Thursday morning, the Activision Blizzard King Workers Alliance announced that it was officially initiating a strike. Announced on Twitter, the ABK Workers Alliance asked peers across the video game industry to stand with the group in solidarity. The decision focuses on an ongoing strike by workers at Raven Software who are protesting Activision Blizzard laying off a dozen Quality Assurance developers following months of crunch and promises for improved pay and benefits.
To help support the ongoing strike at Raven and among other Activision employees showing solidarity, the ABK Workers Alliance has launched a fund which supporters can donate to. The ABK Strike Fund is attempting to raise $1 million, which will be used to help support striking workers should Activision Blizzard deign to no longer support them during their walkouts. The fund has so far raised just over $39 thousand from nearly 600 individual donations.
Action is being taken Thursday due in part to an Activision Blizzard directive regarding the Raven protest. The company reportedly told workers that they would be compensated for the walkout from Monday through Wednesday, but Thursday’s walkout and beyond would no longer be supported. Activision Blizzard workers who walk out will either be unpaid or will have to use their paid time off to continue supporting the walkout. The ABK Strike Fund could be used to support these workers, as well as future strikers.
To be clear, the ABK Workers Alliance is not an official or recognized union. It’s a group of Activision Blizzard employees pursuing improvements within the company which initially revolved around gender discrimination and workers’ rights. However, it’s being reported that today’s strike announcement is also being used as a push to help unionize Activision Blizzard. Union authorization cards are being distributed, which could potentially lead to a vote on whether Activision Blizzard will unionize.
Raven’s QA team has previously made clear that it has a singular demand, which is that the entire team be offered full-time positions including the twelve Raven employees previously terminated. It’s unclear if the ABK Workers Alliance’s strike’s goals align with Raven or if demands for Activision Blizzard have grown since.
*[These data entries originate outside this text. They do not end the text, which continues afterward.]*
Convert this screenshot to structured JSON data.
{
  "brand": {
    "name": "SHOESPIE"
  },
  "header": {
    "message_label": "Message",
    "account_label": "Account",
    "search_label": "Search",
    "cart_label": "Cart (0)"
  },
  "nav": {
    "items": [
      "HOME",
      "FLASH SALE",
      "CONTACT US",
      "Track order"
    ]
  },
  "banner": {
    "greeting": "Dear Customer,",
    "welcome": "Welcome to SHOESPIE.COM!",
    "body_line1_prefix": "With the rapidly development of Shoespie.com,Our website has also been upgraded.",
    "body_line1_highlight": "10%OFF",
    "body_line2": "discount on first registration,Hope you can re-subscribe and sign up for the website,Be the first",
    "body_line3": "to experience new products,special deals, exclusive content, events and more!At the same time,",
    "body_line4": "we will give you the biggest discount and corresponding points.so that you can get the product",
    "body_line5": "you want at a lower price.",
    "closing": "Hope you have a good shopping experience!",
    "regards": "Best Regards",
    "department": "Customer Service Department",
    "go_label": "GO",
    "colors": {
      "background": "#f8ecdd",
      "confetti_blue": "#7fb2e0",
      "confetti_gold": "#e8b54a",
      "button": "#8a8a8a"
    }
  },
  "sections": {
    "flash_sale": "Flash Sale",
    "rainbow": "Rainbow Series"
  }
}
What happens next is unclear. Activision Blizzard has been actively anti-union, including hiring union-busting law firm WilmerHale to execute its “internal investigations” into improving workplace inclusivity. Unions are difficult things to start, even without the threat of reprisal. For the time being, ABK Workers Alliance efforts include supporting Raven’s strike, which Activision has largely ignored so far, and growing support for unionization for Activision Blizzard workers alongside it.
Source: Washington Post